-- Materials provided --
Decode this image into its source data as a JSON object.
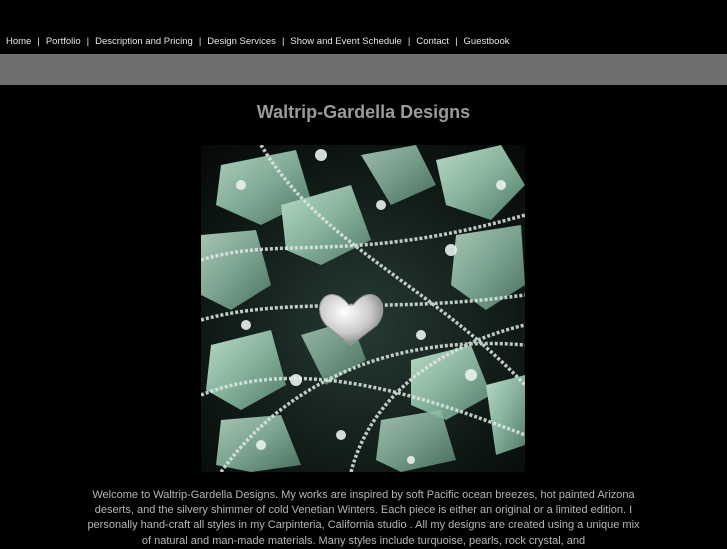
{
  "nav": {
    "items": [
      "Home",
      "Portfolio",
      "Description and Pricing",
      "Design Services",
      "Show and Event Schedule",
      "Contact",
      "Guestbook"
    ],
    "separator": "|"
  },
  "header": {
    "title": "Waltrip-Gardella Designs"
  },
  "main": {
    "intro_text": "Welcome to Waltrip-Gardella Designs. My works are inspired by soft Pacific ocean breezes, hot painted Arizona deserts, and the silvery shimmer of cold Venetian Winters. Each piece is either an original or a limited edition. I personally hand-craft all styles in my Carpinteria, California studio . All my designs are created using a unique mix of natural and man-made materials. Many styles include turquoise, pearls, rock crystal, and"
  },
  "colors": {
    "background": "#000000",
    "nav_bar": "#6f6f6f",
    "title": "#9a9a9a",
    "stone": "#8fb8a4"
  }
}
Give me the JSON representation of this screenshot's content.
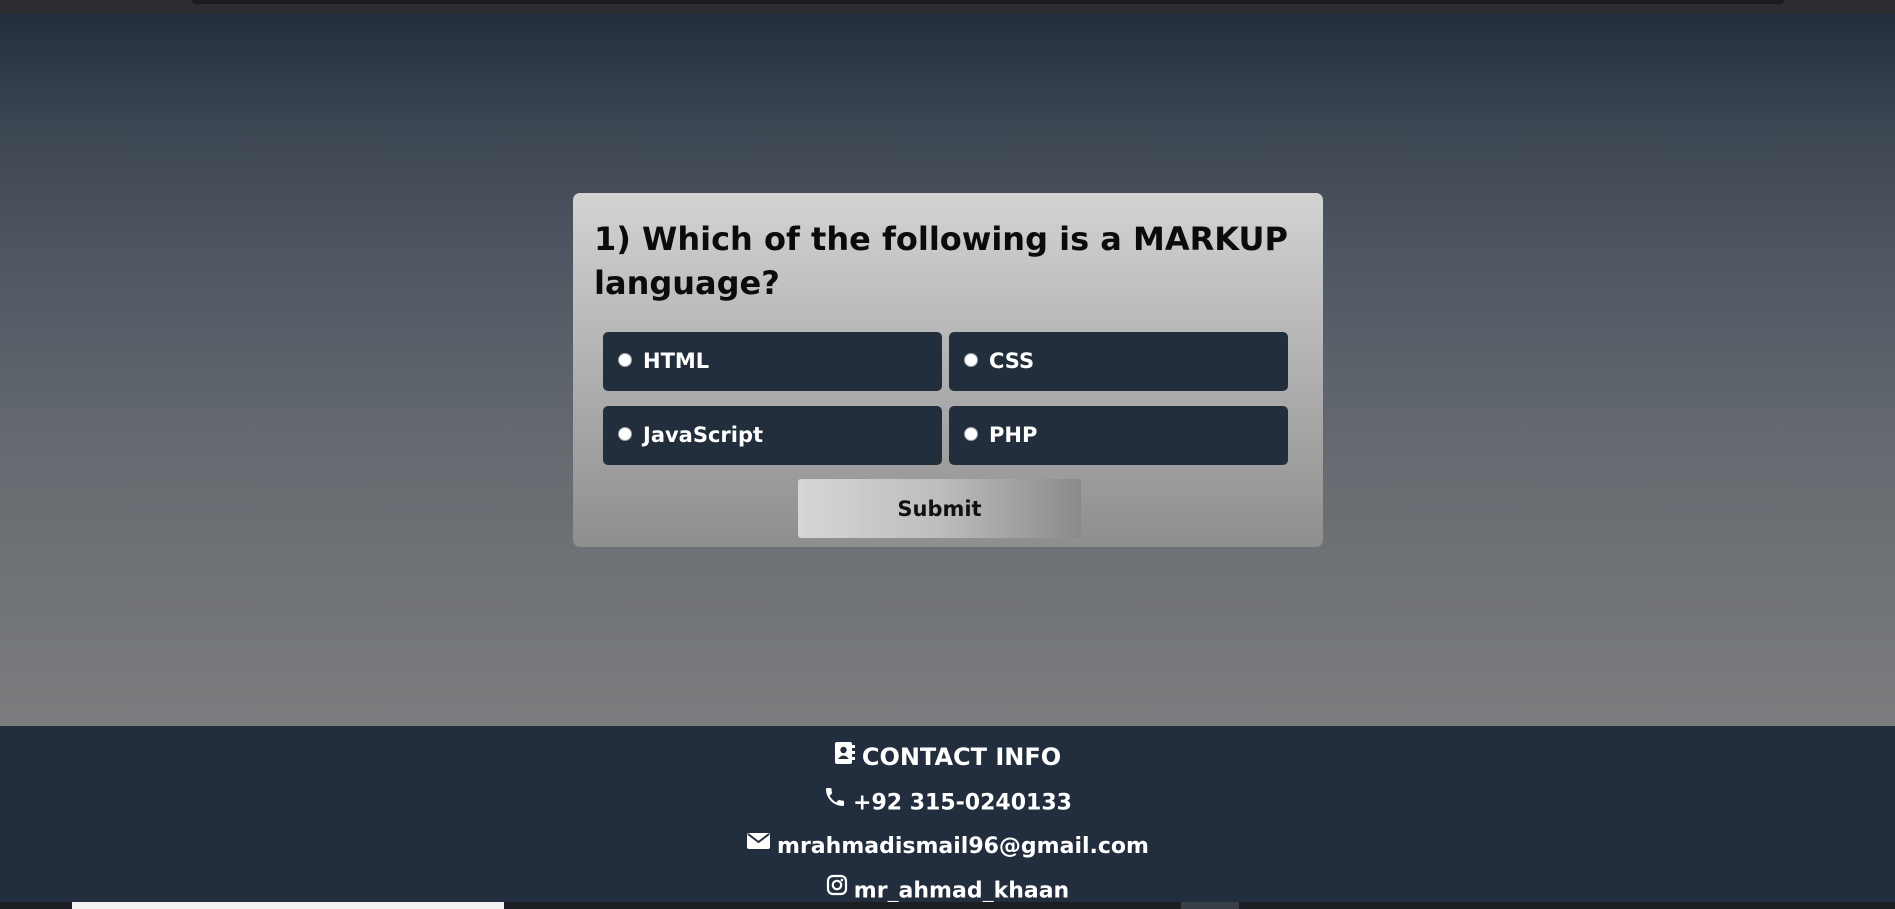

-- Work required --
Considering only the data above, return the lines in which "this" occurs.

-- Answer to the problem --
Decode this image into its source data as a JSON object.
Give me the JSON representation of this screenshot's content.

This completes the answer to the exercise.